These minor crisis were enough to keep my interest, but then, bang, half way through The Husband’s Secret, author Liane Moriarty pulls her first twist and my attention notches up a level or two. Of course, I expected this, after all, twists are this author’s trademark, and I remained open for the next surprise which braided these three lives together. While there is a satisfying resolution, this is not a happily ever after tale, just as life itself isn’t without its complications due to the numerous minute choices we make. An epilogue gives us the “what ifs” that we each can’t but wonder about our own lives.

An engaging, well written novel (even though I listened to the audio version, expertly performed by Caroline Lee who has read other books by this author). My only complaint is that I didn’t get to this book sooner.

Five Stars

Some Kind of Normal by Juliana Stone

Juliana Stone is an author who is familiar with the hearts and minds of teens. Her newest YA novel, Some Kind of Normal, deals with the after effects of a drunken driving incident chronicled in her previous book, Boys Like You. Here is Trevor Lewis, whose life has been turned upside down after a car accident in his Junior Year in High School. He’s missed some of his Senior Year due to the resulting coma and has to live with the after effects of a Traumatic Brain Injury (TBI) which includes difficulty with simple tasks, such as playing the guitar and getting the words out properly. Issues which he tries to keep secret from the world. To make matters worse, Trevor must pass his Government Class in order to graduate. His summer tutor, Everly Jenkins, has issues of her own. On the outside her life is in perfect harmony, smart and pretty with the perfect home and parents. As a preacher’s daughter her life seems flawless, yet she too has been carrying a secret for over a year. A secret which could tear her family apart if revealed. These two injured teens find comfort just in the fact of knowing there is someone else out there struggling with obstacles beyond their control to repair. Despite their instant attraction to one another, the author slowly builds up to the point where they are able to verbalize their feelings. The relationship is not a smooth one, as each feels unworthy due to their perceived inner flaws. It is halfway through the novel before they are able to find comfort in each other’s arms. Although Trevor has never had trouble finding a hook up, he realizes that Everly is someone special and is willing to wait until she is ready to take the relationship to the next level. Everly is unsure of her emotions, and is torn between her desires and whether she is ready to fully commit to Trevor. Both teens must work through their demons before they can become a couple. Parents, siblings, and friends play a major role in the story, sometimes making life easier and sometimes worse. When circumstances lead to devastation in both of their lives, their reactions have repercussions which threaten their friendship. In the end, Trevor and Everly must accept “some kind of normal” to replace their past expectations and accept the reality of the new norm. A tender love story of teens left to face some harsh issues at a young age.

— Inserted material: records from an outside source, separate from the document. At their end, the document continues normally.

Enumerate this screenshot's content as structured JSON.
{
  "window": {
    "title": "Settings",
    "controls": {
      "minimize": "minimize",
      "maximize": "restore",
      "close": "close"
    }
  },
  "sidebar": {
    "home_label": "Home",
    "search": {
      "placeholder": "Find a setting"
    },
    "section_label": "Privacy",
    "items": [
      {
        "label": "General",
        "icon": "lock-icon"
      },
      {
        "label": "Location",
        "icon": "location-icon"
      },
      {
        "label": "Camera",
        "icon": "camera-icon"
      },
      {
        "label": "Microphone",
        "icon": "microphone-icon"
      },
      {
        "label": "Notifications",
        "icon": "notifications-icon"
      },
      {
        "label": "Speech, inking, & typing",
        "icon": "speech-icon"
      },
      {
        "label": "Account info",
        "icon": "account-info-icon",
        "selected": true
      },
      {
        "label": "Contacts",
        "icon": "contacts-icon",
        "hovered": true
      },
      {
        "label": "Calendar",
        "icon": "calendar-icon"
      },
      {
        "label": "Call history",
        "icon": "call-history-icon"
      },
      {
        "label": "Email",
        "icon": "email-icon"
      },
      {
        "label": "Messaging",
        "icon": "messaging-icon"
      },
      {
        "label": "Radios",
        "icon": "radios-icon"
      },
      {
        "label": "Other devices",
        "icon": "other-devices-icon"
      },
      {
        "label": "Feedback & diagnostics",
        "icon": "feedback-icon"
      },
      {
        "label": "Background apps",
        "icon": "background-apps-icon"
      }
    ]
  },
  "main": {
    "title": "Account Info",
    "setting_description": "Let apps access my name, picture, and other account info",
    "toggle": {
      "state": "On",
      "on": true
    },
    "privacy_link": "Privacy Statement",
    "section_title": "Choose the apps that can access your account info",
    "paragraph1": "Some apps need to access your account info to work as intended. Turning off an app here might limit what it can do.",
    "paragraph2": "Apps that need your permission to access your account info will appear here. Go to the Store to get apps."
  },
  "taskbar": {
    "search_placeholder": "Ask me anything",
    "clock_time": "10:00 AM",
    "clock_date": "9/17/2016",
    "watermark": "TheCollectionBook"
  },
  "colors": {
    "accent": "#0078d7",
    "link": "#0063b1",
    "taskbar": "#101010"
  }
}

This is a romantic story suitable for Middle and High School students, although older readers will enjoy the book as well. When Trevor and Everly finally kiss, you could audibly hear the “ahhh!”. Not only is it beautifully written, but the dialogue is witty and the author paints a visual picture that is easy for the mind to capture, plus the characters’ behaviors ring true. Trevor and Everly take turns advancing the plot by telling their version of events. No one is perfect and the answers to the various dilemmas are not readily available. While there are problems to deal with, the reader has not been invited to a pity party. Don’t expect a fairy tale, happily ever after ending, but a realistic look at people moving forward with their lives in spite of their individual issues. Four stars.

I would like to sincerely thank Netgalley and Sourcebooks Fire for the opportunity to read this ARC in exchange for an honest review.